Work item: If a line of the records holds the word "into", copy it out.

──────── Supplied data ────────

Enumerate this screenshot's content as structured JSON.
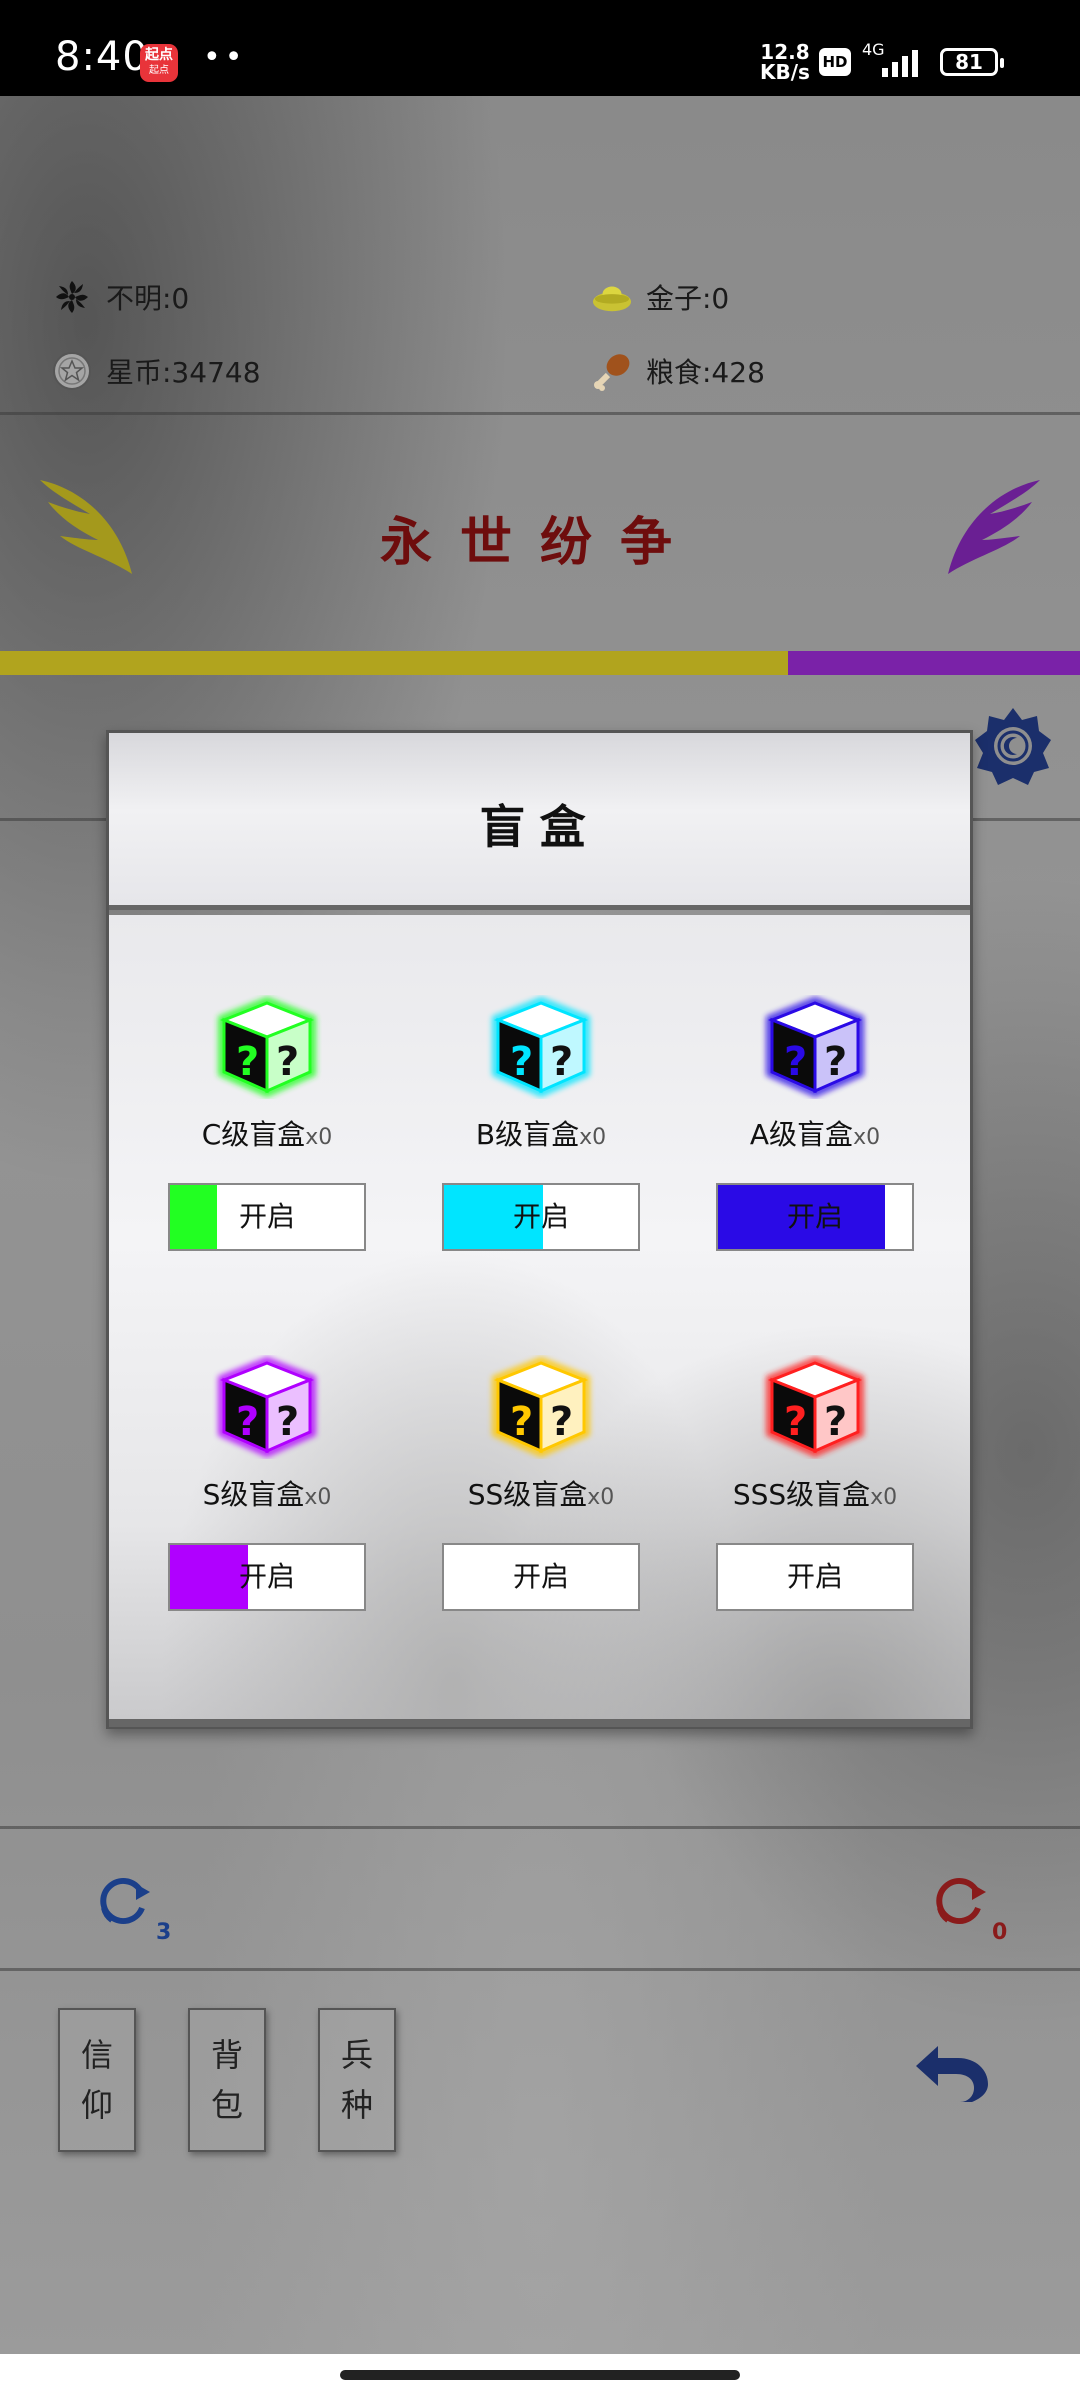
{
  "status_bar": {
    "time": "8:40",
    "app_badge_top": "起点",
    "app_badge_bottom": "起点",
    "dots": "••",
    "net_speed_value": "12.8",
    "net_speed_unit": "KB/s",
    "hd": "HD",
    "network": "4G",
    "battery": "81"
  },
  "resources": {
    "unknown": "不明:0",
    "gold": "金子:0",
    "star_coin": "星币:34748",
    "food": "粮食:428"
  },
  "faction_title": "永世纷争",
  "faction_balance": {
    "yellow_fraction": 0.73,
    "yellow_color": "#b1a41e",
    "purple_color": "#7a22a8"
  },
  "modal": {
    "title": "盲盒",
    "boxes": [
      {
        "label": "C级盲盒",
        "count": "x0",
        "button": "开启",
        "color": "#22ff22",
        "fill": 0.24
      },
      {
        "label": "B级盲盒",
        "count": "x0",
        "button": "开启",
        "color": "#00e5ff",
        "fill": 0.51
      },
      {
        "label": "A级盲盒",
        "count": "x0",
        "button": "开启",
        "color": "#2a0ae6",
        "fill": 0.86
      },
      {
        "label": "S级盲盒",
        "count": "x0",
        "button": "开启",
        "color": "#b000ff",
        "fill": 0.4
      },
      {
        "label": "SS级盲盒",
        "count": "x0",
        "button": "开启",
        "color": "#ffc800",
        "fill": 0
      },
      {
        "label": "SSS级盲盒",
        "count": "x0",
        "button": "开启",
        "color": "#ff2020",
        "fill": 0
      }
    ]
  },
  "refresh": {
    "left_count": "3",
    "right_count": "0"
  },
  "side_buttons": [
    {
      "line1": "信",
      "line2": "仰"
    },
    {
      "line1": "背",
      "line2": "包"
    },
    {
      "line1": "兵",
      "line2": "种"
    }
  ]
}
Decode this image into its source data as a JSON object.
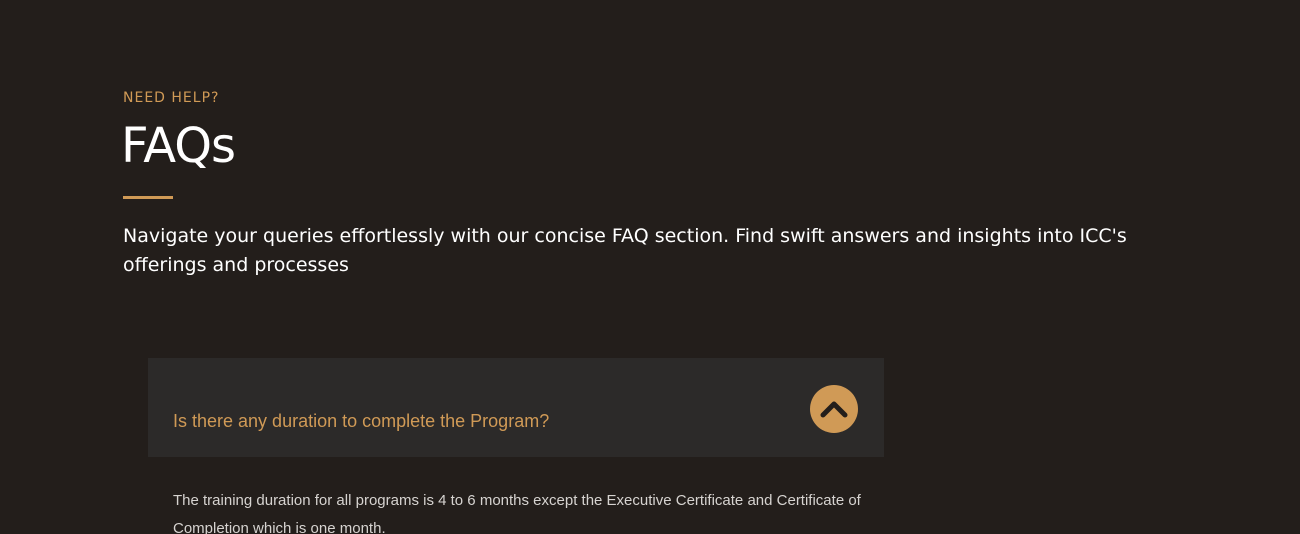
{
  "section": {
    "eyebrow": "NEED HELP?",
    "title": "FAQs",
    "intro": "Navigate your queries effortlessly with our concise FAQ section. Find swift answers and insights into ICC's offerings and processes"
  },
  "faqs": [
    {
      "question": "Is there any duration to complete the Program?",
      "answer": "The training duration for all programs is 4 to 6 months except the Executive Certificate and Certificate of Completion which is one month.",
      "expanded": true,
      "toggle_icon": "chevron-up-icon"
    }
  ],
  "colors": {
    "background": "#231e1b",
    "accent": "#d09a56",
    "card": "#2c2a29",
    "text": "#ffffff",
    "answer_text": "#d6d3d0"
  }
}
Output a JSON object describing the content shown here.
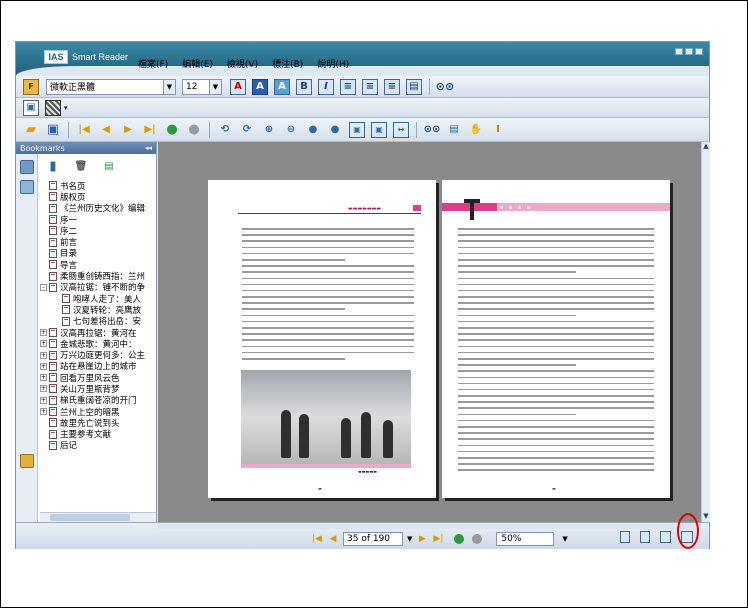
{
  "app": {
    "logo_box": "IAS",
    "logo_text": "Smart Reader"
  },
  "menu": [
    "檔案(F)",
    "編輯(E)",
    "檢視(V)",
    "標注(B)",
    "說明(H)"
  ],
  "toolbar": {
    "font_value": "微軟正黑體",
    "size_value": "12"
  },
  "bookmarks": {
    "title": "Bookmarks",
    "items": [
      {
        "label": "书名页",
        "expander": ""
      },
      {
        "label": "版权页",
        "expander": ""
      },
      {
        "label": "《兰州历史文化》编辑",
        "expander": ""
      },
      {
        "label": "序一",
        "expander": ""
      },
      {
        "label": "序二",
        "expander": ""
      },
      {
        "label": "前言",
        "expander": ""
      },
      {
        "label": "目录",
        "expander": ""
      },
      {
        "label": "导言",
        "expander": ""
      },
      {
        "label": "柔肠重创铸西指：兰州",
        "expander": ""
      },
      {
        "label": "汉高拉锯：锤不断的争",
        "expander": "-"
      },
      {
        "label": "咆哮人走了：美人",
        "expander": ""
      },
      {
        "label": "汉夏转轮：亮鹰放",
        "expander": ""
      },
      {
        "label": "七句差将出岳：安",
        "expander": ""
      },
      {
        "label": "汉高再拉锯：黄河在",
        "expander": "+"
      },
      {
        "label": "金城悲歌：黄河中：",
        "expander": "+"
      },
      {
        "label": "万兴边庭更何多：公主",
        "expander": "+"
      },
      {
        "label": "站在悬崖边上的城市",
        "expander": "+"
      },
      {
        "label": "回看万里风云色",
        "expander": "+"
      },
      {
        "label": "关山万里瓶背梦",
        "expander": "+"
      },
      {
        "label": "梯氏重阔苍凉的开门",
        "expander": "+"
      },
      {
        "label": "兰州上空的暗黑",
        "expander": "+"
      },
      {
        "label": "故里先亡说到头",
        "expander": ""
      },
      {
        "label": "主要参考文献",
        "expander": ""
      },
      {
        "label": "后记",
        "expander": ""
      }
    ]
  },
  "navigation": {
    "page_indicator": "35 of 190",
    "zoom": "50%"
  }
}
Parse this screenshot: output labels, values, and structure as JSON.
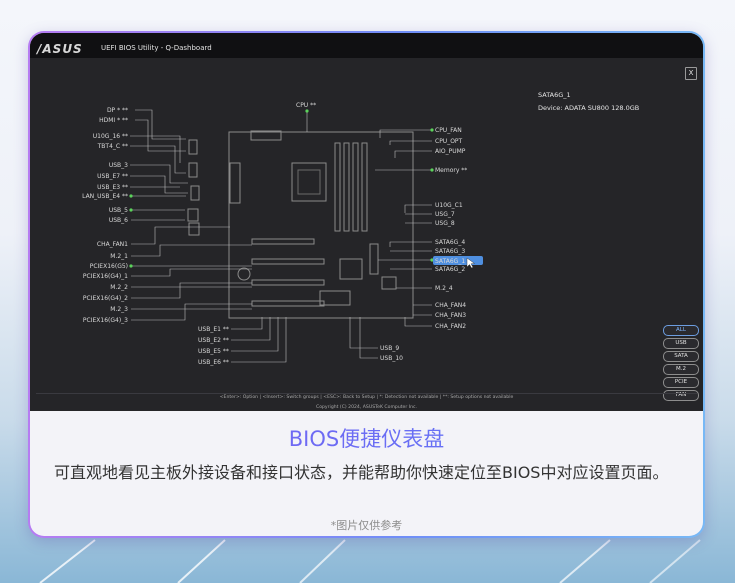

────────

The completed task:
Decode this image into its source data as a JSON object.
    "intro": "Navigate your queries effortlessly with our concise FAQ section. Find swift answers and insights into ICC's offerings and processes"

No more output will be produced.